And what is that, exactly? Koryta sets SO COLD THE RIVER smack dab in the middle of the real world, within the West Baden/French Lick, Indiana area and a real landmark, the West Baden Springs Hotel, a magnificent building that is breathtaking in its design. Koryta’s descriptions of this resort, along with images of the hotel you can find online, will rock your world. But this is not a return to the Overlook Hotel, transplanted to Indiana. This is where Eric Shaw, the star-crossed protagonist, stays as a guest while planning the film that will hopefully revitalize his movie-making career. Eric is a would-be filmmaker who came so close to achieving fame. When he missed the golden ring, he left Hollywood with his beautiful and supportive wife and returned to their native Chicago, full of disillusion. Now estranged from his wife, he is making what money he can producing tribute films for funeral presentations.

It is while presenting one of these movies at a wake that he meets Alyssa Bradford. Campbell Bradford, Alyssa’s father-in-law, is 95 years old, a fabulously wealthy man whose past is cloaked in mystery and whose future is surely counted in weeks if not days. Alyssa retains Eric to make a tribute film about Campbell as a present for her husband. There is little that she can tell Eric about him, other than that he was from the French Lick area and had saved a bottle of the Pluto-brand mineral water that at one time had been produced in the area and was reputed to have restorative properties.

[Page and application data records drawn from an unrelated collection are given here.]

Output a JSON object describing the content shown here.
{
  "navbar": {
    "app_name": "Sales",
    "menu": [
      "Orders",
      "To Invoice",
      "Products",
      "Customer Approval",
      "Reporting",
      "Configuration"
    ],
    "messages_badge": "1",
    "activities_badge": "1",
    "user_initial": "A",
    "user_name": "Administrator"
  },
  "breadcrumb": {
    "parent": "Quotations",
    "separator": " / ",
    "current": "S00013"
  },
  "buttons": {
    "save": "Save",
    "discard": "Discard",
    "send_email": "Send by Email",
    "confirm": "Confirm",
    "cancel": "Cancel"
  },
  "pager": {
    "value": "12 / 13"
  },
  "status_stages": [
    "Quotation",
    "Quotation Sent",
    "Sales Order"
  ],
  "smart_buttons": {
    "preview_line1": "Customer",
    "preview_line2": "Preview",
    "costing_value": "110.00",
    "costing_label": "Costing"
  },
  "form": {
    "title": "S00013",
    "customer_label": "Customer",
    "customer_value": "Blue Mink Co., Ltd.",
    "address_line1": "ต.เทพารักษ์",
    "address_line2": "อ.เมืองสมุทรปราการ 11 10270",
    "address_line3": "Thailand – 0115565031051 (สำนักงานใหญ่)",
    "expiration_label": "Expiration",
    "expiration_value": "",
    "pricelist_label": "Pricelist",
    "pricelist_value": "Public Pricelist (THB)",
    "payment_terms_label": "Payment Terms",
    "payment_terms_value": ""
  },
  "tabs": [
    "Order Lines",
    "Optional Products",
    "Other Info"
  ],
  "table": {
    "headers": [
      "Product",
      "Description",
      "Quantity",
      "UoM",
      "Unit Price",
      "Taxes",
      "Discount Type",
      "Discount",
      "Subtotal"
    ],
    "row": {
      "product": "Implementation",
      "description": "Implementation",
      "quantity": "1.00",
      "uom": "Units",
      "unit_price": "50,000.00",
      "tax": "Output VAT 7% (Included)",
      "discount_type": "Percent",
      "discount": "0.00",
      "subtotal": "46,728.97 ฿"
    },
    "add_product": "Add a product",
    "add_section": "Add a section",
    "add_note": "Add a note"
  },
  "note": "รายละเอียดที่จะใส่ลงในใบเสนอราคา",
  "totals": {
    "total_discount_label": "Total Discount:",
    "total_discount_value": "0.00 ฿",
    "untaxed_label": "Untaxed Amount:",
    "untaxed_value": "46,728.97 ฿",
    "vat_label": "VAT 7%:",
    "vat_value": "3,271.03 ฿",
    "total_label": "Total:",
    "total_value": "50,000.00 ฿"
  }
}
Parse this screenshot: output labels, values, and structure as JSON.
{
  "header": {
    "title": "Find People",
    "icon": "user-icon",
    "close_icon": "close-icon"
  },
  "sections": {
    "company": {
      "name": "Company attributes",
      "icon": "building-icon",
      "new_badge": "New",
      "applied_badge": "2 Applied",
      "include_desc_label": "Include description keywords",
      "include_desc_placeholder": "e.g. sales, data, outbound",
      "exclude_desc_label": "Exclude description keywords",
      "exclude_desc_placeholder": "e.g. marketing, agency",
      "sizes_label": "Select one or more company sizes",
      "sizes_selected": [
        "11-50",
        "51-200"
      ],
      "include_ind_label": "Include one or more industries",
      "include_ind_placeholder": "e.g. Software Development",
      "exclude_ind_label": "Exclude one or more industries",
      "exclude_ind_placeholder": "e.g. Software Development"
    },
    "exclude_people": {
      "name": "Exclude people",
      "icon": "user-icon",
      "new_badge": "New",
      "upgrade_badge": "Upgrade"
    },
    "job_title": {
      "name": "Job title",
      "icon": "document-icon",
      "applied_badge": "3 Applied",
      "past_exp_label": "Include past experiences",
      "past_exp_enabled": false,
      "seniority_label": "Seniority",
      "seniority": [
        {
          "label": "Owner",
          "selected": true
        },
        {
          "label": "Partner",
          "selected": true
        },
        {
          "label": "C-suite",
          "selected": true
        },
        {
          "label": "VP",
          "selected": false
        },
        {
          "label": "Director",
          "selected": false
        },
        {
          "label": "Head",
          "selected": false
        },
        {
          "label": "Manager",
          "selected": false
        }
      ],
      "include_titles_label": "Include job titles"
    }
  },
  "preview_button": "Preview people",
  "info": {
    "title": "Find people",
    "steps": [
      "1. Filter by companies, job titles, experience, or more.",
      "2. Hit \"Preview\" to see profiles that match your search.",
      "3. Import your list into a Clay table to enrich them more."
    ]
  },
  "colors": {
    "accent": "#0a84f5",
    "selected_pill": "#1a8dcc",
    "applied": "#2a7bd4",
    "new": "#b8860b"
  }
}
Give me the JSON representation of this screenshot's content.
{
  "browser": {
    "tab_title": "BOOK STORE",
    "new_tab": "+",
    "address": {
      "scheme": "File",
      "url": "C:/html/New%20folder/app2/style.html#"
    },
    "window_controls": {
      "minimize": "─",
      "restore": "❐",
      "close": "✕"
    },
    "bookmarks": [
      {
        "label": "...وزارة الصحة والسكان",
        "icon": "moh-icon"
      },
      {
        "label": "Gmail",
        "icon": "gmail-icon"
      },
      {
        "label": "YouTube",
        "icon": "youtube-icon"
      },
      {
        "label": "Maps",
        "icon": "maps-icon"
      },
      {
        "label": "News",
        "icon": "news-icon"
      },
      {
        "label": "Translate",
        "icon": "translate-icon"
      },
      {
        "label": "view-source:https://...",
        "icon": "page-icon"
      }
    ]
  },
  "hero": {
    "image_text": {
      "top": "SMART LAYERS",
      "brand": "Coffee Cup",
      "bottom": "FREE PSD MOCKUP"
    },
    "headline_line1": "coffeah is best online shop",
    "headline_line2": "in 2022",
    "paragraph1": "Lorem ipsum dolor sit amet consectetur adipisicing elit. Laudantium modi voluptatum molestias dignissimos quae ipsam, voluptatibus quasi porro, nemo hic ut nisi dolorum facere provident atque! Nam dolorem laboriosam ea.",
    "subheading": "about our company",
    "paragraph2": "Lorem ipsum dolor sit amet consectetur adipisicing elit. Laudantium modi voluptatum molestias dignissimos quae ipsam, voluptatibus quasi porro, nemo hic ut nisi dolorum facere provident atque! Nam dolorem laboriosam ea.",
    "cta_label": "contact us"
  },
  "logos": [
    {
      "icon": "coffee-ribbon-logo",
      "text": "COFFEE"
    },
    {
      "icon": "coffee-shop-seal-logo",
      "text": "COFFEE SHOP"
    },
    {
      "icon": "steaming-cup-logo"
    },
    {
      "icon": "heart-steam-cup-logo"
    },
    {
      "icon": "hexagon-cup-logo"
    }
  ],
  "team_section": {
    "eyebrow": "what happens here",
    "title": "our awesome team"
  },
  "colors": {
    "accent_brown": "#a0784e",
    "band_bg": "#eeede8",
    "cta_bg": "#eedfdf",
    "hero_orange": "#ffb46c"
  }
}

Eric’s research is uphill, to say the least. There are but a few locals in the area who remember Campbell Bradford, and all of them insist the Campbell that Eric is researching could not be the same man, given that the Campbell of their memory would have been much older — and more notorious — than the millionaire whose remaining days are few and numbered. That bottle of Pluto Water, however, is behaving very strangely. The bottle itself has been cold to the touch ever since it got within spitting distance of West Baden. And, worse, Eric took a sip from the bottle. It is evident from the start that Eric isn’t quite right and may never be right again if he keeps drinking that water. Yet he can’t help himself.

Eric is not without allies. He meets a levelheaded graduate student named Kellen Cage, who is in the area doing research of his own. There is also an octogenarian named Anne McKinney, a storm watcher who senses that something big is coming. That something is Josiah Bradford, the last living descendent of the original Campbell Bradford. Josiah feels he is owed, and old, long-dead and long-gone Campbell just might feel the same way. Something is coming to West Baden — and when it gets there, nothing will be the same.

Those who enjoy crime novels and/or ghost stories will love SO COLD THE RIVER. Everything you could want is here in spades — romance, mystery, revenge, violence, and yes, redemption — and Koryta’s fine wordcraft and attention to detail make it even better. Set aside a night or two for it, and you will not be sorry.

So Cold the River; Koryta, Michael; Back Bay Books; $14.99